- [What you need to do] Check every line of the data below for the string "screenshot", and copy the ones that hold it.
+++
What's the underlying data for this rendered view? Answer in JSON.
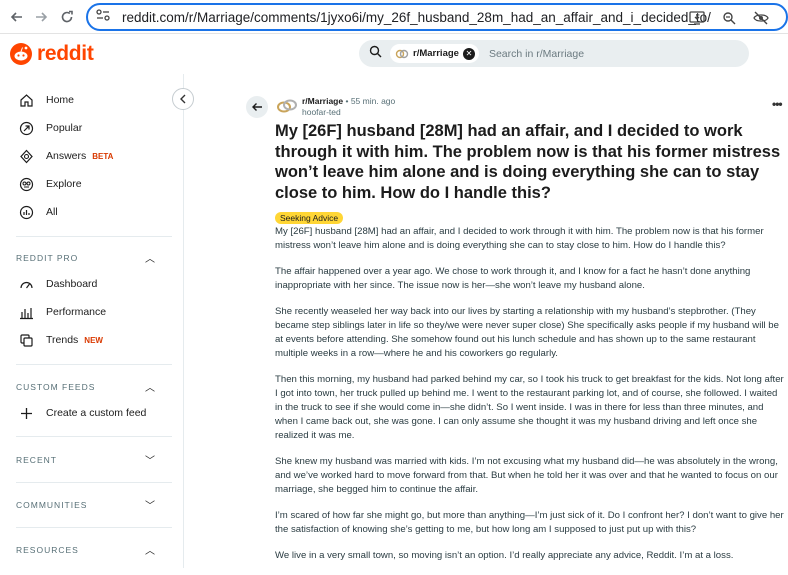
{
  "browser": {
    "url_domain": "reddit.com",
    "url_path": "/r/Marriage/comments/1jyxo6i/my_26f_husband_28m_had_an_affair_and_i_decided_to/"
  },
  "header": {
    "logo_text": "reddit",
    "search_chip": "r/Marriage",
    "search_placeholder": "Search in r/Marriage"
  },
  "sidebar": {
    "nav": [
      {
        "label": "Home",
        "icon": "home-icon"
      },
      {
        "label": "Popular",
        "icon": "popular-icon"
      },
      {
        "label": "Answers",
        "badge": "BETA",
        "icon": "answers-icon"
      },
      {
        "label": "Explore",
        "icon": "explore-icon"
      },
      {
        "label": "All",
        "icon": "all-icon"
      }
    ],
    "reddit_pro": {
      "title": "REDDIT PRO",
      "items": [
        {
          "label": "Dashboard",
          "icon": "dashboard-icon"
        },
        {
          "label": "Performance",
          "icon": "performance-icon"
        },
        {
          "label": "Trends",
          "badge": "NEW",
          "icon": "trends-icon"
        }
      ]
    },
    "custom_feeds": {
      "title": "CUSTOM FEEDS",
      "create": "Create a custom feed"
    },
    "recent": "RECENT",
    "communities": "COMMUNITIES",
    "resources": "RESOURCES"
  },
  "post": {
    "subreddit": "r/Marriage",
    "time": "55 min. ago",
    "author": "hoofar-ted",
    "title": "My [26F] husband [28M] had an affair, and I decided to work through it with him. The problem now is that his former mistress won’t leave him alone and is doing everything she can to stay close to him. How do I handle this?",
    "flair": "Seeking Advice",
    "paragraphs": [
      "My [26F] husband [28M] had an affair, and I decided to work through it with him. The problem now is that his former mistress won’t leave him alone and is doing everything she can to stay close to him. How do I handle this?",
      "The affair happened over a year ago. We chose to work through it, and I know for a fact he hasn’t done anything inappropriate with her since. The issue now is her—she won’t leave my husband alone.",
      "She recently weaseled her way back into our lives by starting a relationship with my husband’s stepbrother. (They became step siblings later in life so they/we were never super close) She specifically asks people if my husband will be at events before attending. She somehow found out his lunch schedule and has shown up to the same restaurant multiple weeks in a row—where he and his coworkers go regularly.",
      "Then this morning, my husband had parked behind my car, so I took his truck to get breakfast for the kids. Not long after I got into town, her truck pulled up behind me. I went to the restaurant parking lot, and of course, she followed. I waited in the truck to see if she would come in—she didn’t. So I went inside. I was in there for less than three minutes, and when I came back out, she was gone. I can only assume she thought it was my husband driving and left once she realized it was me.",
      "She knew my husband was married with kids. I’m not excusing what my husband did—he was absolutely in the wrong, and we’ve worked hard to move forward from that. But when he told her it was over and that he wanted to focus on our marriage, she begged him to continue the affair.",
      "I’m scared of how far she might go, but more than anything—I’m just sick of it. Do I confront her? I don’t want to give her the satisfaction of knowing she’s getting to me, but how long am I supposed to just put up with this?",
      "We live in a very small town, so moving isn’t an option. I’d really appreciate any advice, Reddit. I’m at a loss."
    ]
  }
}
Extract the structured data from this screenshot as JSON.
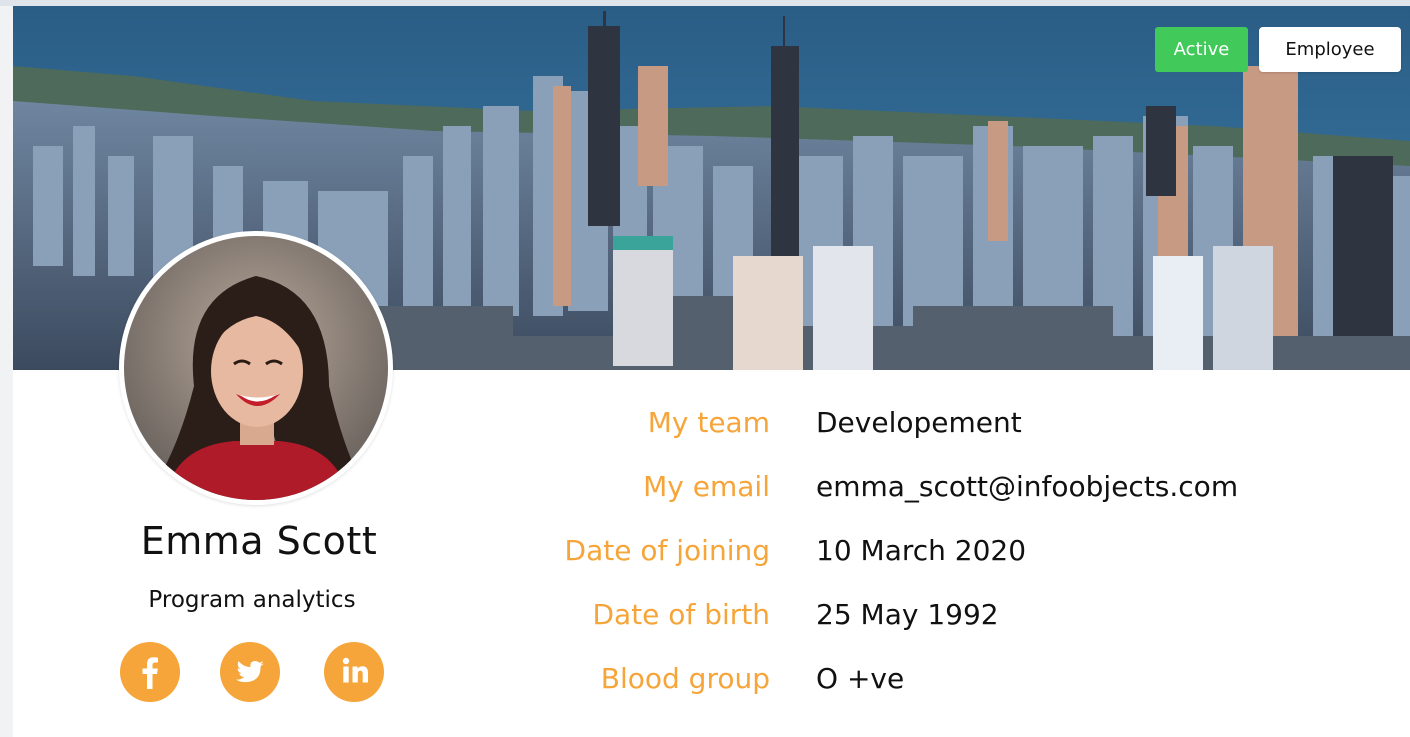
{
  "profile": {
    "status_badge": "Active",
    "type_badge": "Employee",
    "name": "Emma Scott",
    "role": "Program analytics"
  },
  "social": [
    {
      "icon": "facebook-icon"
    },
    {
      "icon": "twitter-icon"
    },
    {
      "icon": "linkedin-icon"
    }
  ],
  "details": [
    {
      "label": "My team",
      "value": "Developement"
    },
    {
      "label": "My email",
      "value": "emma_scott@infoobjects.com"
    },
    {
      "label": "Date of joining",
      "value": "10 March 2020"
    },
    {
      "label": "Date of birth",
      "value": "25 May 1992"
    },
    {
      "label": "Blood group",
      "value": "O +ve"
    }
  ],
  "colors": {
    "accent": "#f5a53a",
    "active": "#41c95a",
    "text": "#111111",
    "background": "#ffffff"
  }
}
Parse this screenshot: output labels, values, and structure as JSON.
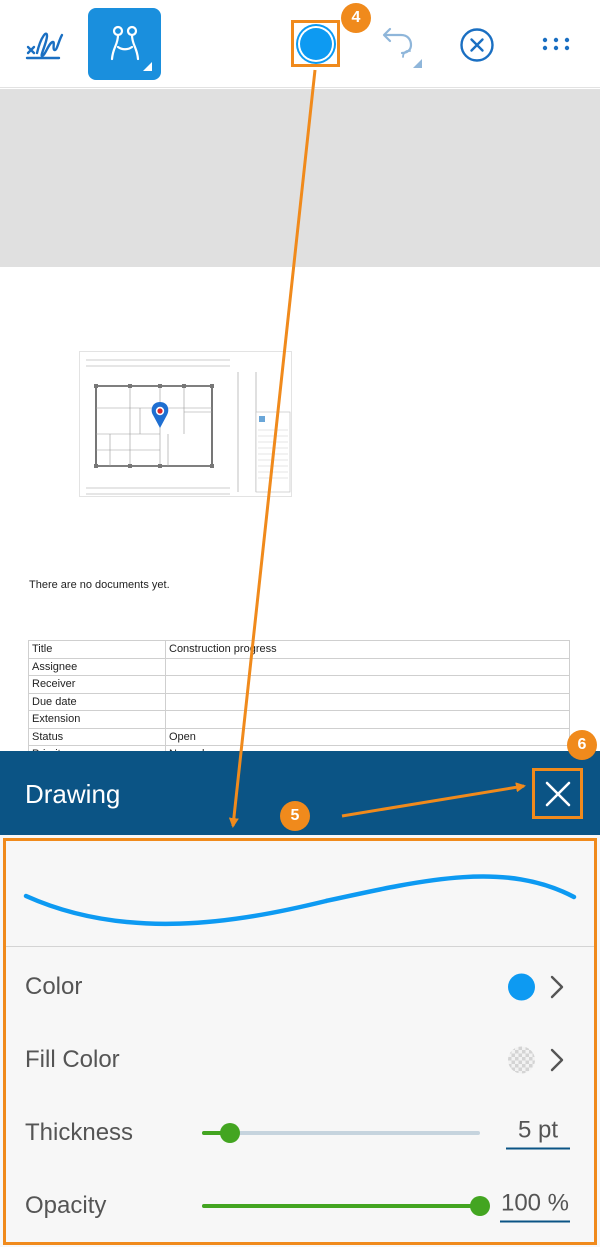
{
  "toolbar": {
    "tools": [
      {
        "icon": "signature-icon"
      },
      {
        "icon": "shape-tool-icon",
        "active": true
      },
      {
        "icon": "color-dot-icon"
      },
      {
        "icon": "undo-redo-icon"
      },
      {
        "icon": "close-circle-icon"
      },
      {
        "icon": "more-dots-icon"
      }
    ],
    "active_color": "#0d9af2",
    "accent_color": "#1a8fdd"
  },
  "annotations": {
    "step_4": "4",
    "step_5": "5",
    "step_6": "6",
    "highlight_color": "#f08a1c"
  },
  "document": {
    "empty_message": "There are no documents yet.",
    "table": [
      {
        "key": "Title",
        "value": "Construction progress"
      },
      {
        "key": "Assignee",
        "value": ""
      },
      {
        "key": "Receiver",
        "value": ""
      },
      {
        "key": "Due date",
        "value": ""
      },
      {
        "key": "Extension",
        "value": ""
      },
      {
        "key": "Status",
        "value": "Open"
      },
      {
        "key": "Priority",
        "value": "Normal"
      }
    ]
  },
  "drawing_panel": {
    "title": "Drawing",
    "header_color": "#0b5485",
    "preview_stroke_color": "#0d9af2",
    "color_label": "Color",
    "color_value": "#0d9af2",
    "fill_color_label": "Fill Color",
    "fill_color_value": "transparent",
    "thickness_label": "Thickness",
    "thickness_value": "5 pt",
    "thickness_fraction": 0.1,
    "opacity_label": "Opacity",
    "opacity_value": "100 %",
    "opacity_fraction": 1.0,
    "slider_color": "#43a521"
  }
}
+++
- [Written solution]
Extract the structured data from this screenshot as JSON.
Parse this screenshot: output labels, values, and structure as JSON.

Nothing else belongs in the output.